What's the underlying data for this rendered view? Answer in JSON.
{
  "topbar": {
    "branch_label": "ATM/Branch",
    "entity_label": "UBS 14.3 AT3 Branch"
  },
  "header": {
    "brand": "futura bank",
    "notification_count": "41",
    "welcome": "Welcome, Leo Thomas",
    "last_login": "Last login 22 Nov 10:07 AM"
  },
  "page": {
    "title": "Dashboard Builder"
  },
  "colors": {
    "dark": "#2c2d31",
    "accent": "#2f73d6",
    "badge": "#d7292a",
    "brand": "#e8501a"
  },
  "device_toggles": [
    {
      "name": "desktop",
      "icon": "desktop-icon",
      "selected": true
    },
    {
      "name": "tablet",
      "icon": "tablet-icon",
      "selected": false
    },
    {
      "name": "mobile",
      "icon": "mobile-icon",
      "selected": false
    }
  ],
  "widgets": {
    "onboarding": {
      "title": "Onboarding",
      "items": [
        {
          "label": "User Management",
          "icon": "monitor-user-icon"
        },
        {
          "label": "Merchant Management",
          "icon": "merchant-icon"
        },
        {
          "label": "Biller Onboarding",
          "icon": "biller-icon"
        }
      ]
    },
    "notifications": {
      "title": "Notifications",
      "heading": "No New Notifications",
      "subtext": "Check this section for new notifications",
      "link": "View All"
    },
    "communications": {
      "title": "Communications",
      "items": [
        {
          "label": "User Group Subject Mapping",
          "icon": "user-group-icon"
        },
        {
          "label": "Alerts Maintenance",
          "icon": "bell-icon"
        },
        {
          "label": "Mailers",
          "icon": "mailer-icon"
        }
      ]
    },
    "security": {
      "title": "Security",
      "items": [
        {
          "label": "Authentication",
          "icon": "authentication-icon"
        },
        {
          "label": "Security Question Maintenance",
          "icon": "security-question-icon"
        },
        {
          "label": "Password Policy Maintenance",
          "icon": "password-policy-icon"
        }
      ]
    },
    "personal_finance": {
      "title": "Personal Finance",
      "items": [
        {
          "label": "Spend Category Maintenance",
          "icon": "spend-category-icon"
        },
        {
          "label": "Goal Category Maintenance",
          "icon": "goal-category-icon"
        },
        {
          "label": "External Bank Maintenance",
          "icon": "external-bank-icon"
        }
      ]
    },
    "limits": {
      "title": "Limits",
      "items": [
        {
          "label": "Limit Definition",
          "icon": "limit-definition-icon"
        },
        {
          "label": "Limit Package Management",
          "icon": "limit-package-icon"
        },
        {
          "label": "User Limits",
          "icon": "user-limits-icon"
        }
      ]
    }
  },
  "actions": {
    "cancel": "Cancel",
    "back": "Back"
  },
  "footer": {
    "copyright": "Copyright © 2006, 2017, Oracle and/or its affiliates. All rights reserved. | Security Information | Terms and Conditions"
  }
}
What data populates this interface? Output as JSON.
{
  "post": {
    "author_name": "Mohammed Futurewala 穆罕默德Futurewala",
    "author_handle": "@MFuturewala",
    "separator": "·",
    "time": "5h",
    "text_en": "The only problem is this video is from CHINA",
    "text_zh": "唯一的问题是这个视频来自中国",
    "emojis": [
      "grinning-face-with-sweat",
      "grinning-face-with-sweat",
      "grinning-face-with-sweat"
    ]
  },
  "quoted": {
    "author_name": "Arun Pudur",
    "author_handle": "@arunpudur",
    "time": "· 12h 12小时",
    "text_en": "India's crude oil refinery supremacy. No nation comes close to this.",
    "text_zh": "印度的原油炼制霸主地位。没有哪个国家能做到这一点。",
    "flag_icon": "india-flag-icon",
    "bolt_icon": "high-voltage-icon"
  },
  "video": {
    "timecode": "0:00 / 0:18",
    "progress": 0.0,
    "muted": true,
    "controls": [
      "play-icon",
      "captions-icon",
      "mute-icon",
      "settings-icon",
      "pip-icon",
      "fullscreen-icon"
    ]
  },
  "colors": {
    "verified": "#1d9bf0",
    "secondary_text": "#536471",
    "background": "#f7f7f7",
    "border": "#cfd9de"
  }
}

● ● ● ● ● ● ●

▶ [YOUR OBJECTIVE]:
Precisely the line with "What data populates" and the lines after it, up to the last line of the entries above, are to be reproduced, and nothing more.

▶ [TASK SOLUTION]:
What data populates this interface? Output as JSON.
{
  "post": {
    "author_name": "Mohammed Futurewala 穆罕默德Futurewala",
    "author_handle": "@MFuturewala",
    "separator": "·",
    "time": "5h",
    "text_en": "The only problem is this video is from CHINA",
    "text_zh": "唯一的问题是这个视频来自中国",
    "emojis": [
      "grinning-face-with-sweat",
      "grinning-face-with-sweat",
      "grinning-face-with-sweat"
    ]
  },
  "quoted": {
    "author_name": "Arun Pudur",
    "author_handle": "@arunpudur",
    "time": "· 12h 12小时",
    "text_en": "India's crude oil refinery supremacy. No nation comes close to this.",
    "text_zh": "印度的原油炼制霸主地位。没有哪个国家能做到这一点。",
    "flag_icon": "india-flag-icon",
    "bolt_icon": "high-voltage-icon"
  },
  "video": {
    "timecode": "0:00 / 0:18",
    "progress": 0.0,
    "muted": true,
    "controls": [
      "play-icon",
      "captions-icon",
      "mute-icon",
      "settings-icon",
      "pip-icon",
      "fullscreen-icon"
    ]
  },
  "colors": {
    "verified": "#1d9bf0",
    "secondary_text": "#536471",
    "background": "#f7f7f7",
    "border": "#cfd9de"
  }
}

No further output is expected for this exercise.